Now, let’s shift focus to the value of the U.S. dollar. For many of us, we might first think about inflation or the thought “a dollar isn’t worth what it used to be.” This is of course true, but is not exactly the type of value to consider when viewing things in the context of trade with other countries. More specifically, we are considering exchange rates or value of the U.S. dollar in another country. When customers in other countries want to purchase U.S. beef, an exchange of their currency with U.S. dollars must occur at some point. The value of the U.S. dollar versus the foreign currency is the exchange rate, and fluctuations in this rate can make beef more (or less) expensive to the importer. Exchange rates fluctuate frequently between foreign currencies and are actively traded in foreign exchange (or Forex) markets.

beef markets

Let’s consider a simplified U.S. beef exported to Japan example for illustration. Let’s assume the exchange rate for one U.S. dollar is 100 Japanese yen. Also, assume that a customer in Japan wants to import 1,000 pounds of U.S. beef, and the price of that beef is 5 U.S. dollars (USD) per pound. At the current exchange rate, the customer in Japan would pay 500,000 yen for this transaction (1,000 pounds x 5 USD x 100 yen). Now assume that a month later, the exchange rate for one U.S. dollar is 102 Japanese yen. This would be considered a stronger U.S. dollar relative to the yen because it costs more yen to buy the same dollar. Even if the price of beef in U.S. dollars is still 5 USD per pound, the customer in Japan would now pay 510,000 yen for this transaction (1,000 pounds x 5 USD x 102 yen).

Thus, the example of a 2% increase in the exchange rate (from 100 to 102) led to a 2% increase in the cost to the customer in Japan. This is why a strong U.S. dollar can sometimes be described as a headwind to U.S. beef exports. The flip side is a stronger dollar makes goods imported into the U.S. relatively cheaper.

Foreign exchange markets and their impact on trade are very complex, to say the least. The above example does not consider that the exchange rates between other beef exporting countries (e.g., Australia) and key beef importers (e.g., Japan) are also constantly changing. Fluctuating exchange rates could make it cheaper for the customer in Japan to import U.S. beef one month and Australian beef the next month even if the price of beef in those countries doesn’t change. We know that prices change frequently within countries, countries face different tariff structures and exchange rates are constantly changing – and this doesn’t even consider the cost of transporting the beef. Put simply, there are a lot of moving parts.

The U.S. dollar is relatively strong right now, and this is likely one of the contributing factors to the slightly lower exports shown in the ERS report. Compared to the Australian dollar, the U.S. dollar averaged about 8% stronger during January-September 2019 than during the same period of 2018. It was also stronger than 2018 levels for comparisons against the Canadian dollar, the euro and the Mexican peso. Contrary to the example used above, the U.S. dollar has been about the same or slightly weaker relative to the Japanese yen compared to a year ago, which would imply U.S. beef is slightly cheaper to customers in Japan if everything else remained constant. But everything has not remained constant, and the exchange rates between Japan and other beef exporting countries have also changed. While exchange rates are just one factor in the beef trade complex, they can have important implications on the flow of beef around the world.  end mark

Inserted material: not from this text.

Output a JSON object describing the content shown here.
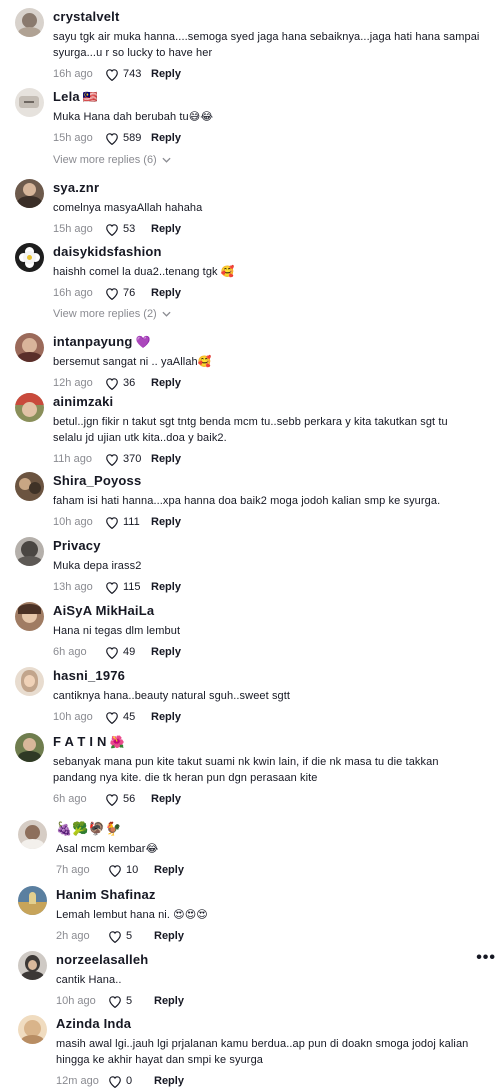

This originally appeared in the In the Cattle Markets newsletter, Oct. 21, 2019

Josh Maples
  • Josh Maples

  • Assistant Professor and Extension Economist
  • Department of Agricultural Economics
  • Mississippi State University